Cost-effective separation of xylene isomers is challenging owing to the similarity in their molecular structures, kinetic diameters and boiling points. Recently, the MIL-53 class of metal-organic frameworks (MOFs) has generated interest as potential adsorbents for xylene mixture separations. Here we report a systematic experimental and computational study of xylene isomer adsorption in MIL-53 adsorbents, focusing particularly on the effects of different metal centers, determination of separation properties with industrially relevant quaternary liquid-phase C8 aromatic feeds, and a predictive molecular simulation methodology that accounts for all relevant modes of MIL-53 framework flexibility. Significant scale-up of MIL-53 synthesis was carried out to produce high-quality materials in sufficient quantities (300-500 g each) for detailed measurements. Single-component adsorption simulations incorporating the MIL-53 ‘breathing’ and linker flexibility effects showed good agreement with experimental isotherms. Based upon these results, three materials – MIL-53(Al), MIL-53(Cr) and MIL-53(Ga) – were selected for detailed quaternary liquid breakthrough measurements. High o-xylene quaternary selectivity was obtained from all the MIL-53 materials, with MIL-53(Al) being the most selective. Better packing efficiency of o-xylene and its preferred interactions with the MIL-53 framework are hypothesized to lead to high selectivity. Predictions from flexible-structure multicomponent adsorption simulations showed good overall agreement with experiment. This is, to the best of our knowledge, the first experimental report on the xylene separation performance of MIL-53 adsorbents under industrially relevant operating conditions. In addition, it is also the first attempt to develop computational methods that account for various flexibility modes in MIL-53 materials for adsorption simulations. This has significant broader applications for the successful prediction of adsorption properties of larger molecules (such as C8 aromatic isomers) in flexible MOFs.

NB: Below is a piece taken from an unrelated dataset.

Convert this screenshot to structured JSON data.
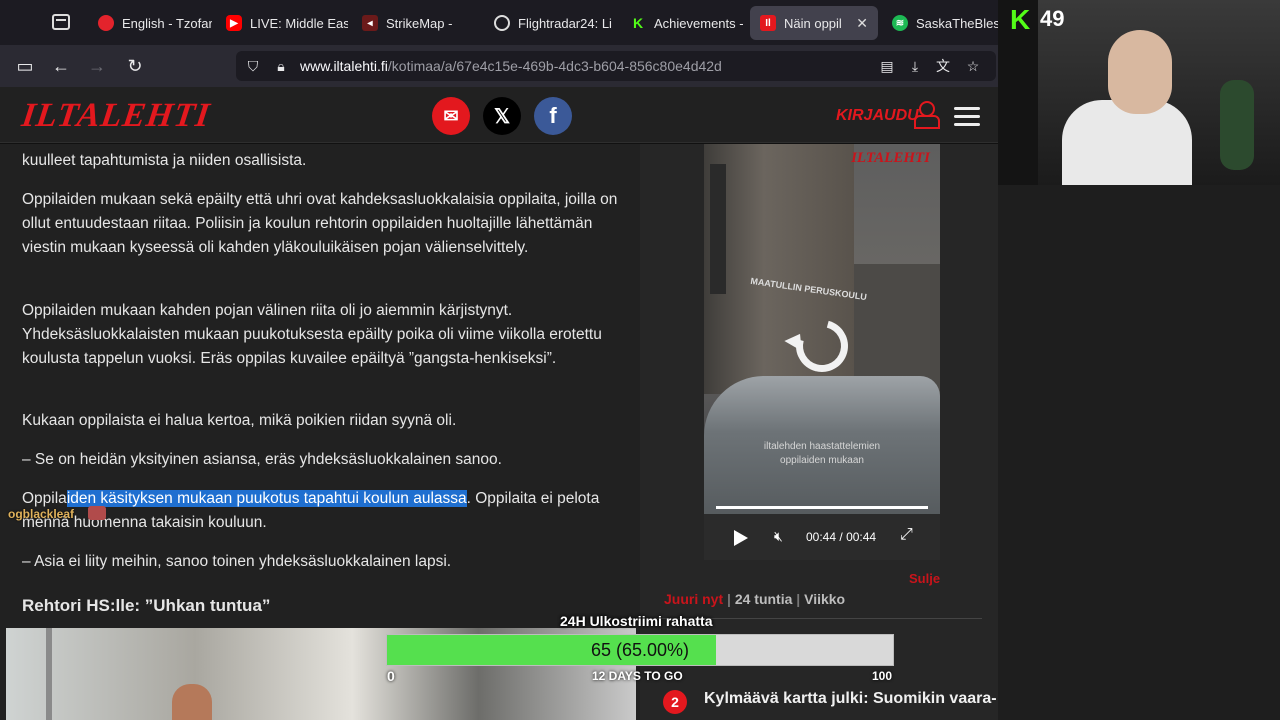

The Journal of Physical Chemistry C, 122 (1), 386-397
Mayank Agrawal
Postdoctoral Research Associate

My research include atomistic simulation of nano-porous materials for separation and catalysis.